Ann Arbor, Mich., Nov. 25, 1856.
Dear Uncle Frank,—As the rest of the cousins are writing to you, thought I would write too; though I feel a little afraid when I think I am writing to a gentleman whom I have never seen; but when I think it is only Uncle Frank, who talks so pleasantly to us in his Table-talk, and who understands all about boys and what they like, I am not at all afraid. Now I would like to tell you about two beautiful young fawns my brother and I had presented to us last spring. They look almost exactly alike, and their names are Fleetfoot and Flight. They were caught in the wilds of Michigan. I wish to ask your opinion about making a team of them, as they do of the reindeer in Lapland. I have learned a great deal about deer and their habits, since we owned ours, but can not hear that they are ever used for a team in this country. If you ever come to Ann Arbor again, please come and see us.
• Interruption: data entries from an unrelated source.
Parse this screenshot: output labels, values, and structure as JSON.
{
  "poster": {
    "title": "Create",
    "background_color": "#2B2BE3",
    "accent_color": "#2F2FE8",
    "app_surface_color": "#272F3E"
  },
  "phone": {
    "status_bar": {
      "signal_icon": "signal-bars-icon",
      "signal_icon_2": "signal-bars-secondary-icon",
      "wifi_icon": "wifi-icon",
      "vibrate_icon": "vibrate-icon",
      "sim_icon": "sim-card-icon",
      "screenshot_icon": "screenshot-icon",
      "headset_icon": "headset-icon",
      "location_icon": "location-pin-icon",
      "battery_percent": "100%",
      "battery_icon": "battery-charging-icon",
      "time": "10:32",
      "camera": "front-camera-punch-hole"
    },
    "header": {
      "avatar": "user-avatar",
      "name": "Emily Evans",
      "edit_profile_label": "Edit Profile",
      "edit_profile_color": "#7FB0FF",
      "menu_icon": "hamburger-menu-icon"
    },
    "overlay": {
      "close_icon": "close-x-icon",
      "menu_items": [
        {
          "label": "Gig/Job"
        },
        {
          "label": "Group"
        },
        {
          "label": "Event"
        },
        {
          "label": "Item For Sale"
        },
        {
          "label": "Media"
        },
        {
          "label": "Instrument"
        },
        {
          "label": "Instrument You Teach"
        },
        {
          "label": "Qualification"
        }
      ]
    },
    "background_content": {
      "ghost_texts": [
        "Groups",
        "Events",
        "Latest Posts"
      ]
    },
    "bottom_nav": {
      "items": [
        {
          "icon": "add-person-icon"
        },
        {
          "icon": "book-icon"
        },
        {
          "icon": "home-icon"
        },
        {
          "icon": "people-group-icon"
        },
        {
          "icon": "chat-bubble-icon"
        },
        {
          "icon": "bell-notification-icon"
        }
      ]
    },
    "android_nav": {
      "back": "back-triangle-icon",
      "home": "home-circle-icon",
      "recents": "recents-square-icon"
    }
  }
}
Your affectionate nephew,
[Editor’s note:] … I don’t know what to say about yoking up those pretty fawns of yours. If you get them pretty tame, I should think there could be no difficulty in making a team of them. I would try the experiment, by all means, but not too soon. Let them learn to be intimate with you and love you, first of all. And Marl, you’ll not task their strength much, will you? I would not try to make them draw heavy loads.
(February 1857; p. 62)
Jacksonville, Ill., Jan. 5, 1857.
Dear Uncle Frank,—I have never written you before, though you have had letters from this place. John Lathrop wrote you about a large farm, owned by Jacob Strong. He is a great cattle-dealer. Beside his home farm, he has a good deal of land away from here, amounting in all to 33,000 acres. Mr. Strong got a medal at the World’s Fair, as being the largest practical farmer in the world. Jacksonville is situated on a rolling prairie, and is celebrated for its college, academies, and many schools. It is often called the “Athens of the West.” If you would come here, I would show you some pets. I have a mocking-bird which my grandpa sent me from New Orleans, and three canary birds. I had two beautiful black squirrels which my aunt brought me from Michigan; but they are now dead. One night they got out, and in their frolic they ran up in a tree, where there was a robin’s nest, and frightened the old one away, and she never came back, and the young ones died. I will tell you a story about these robins. One day last spring they commenced to build their nest close by our sitting-room window, and we would throw out cotton, and they would get such a load that they would have to rest from limb to limb, on the way to their nest. When the nest was broken up, we found two lace collars that my aunt had missed for a long time.
C. M. Eames. [Charles M. Eames]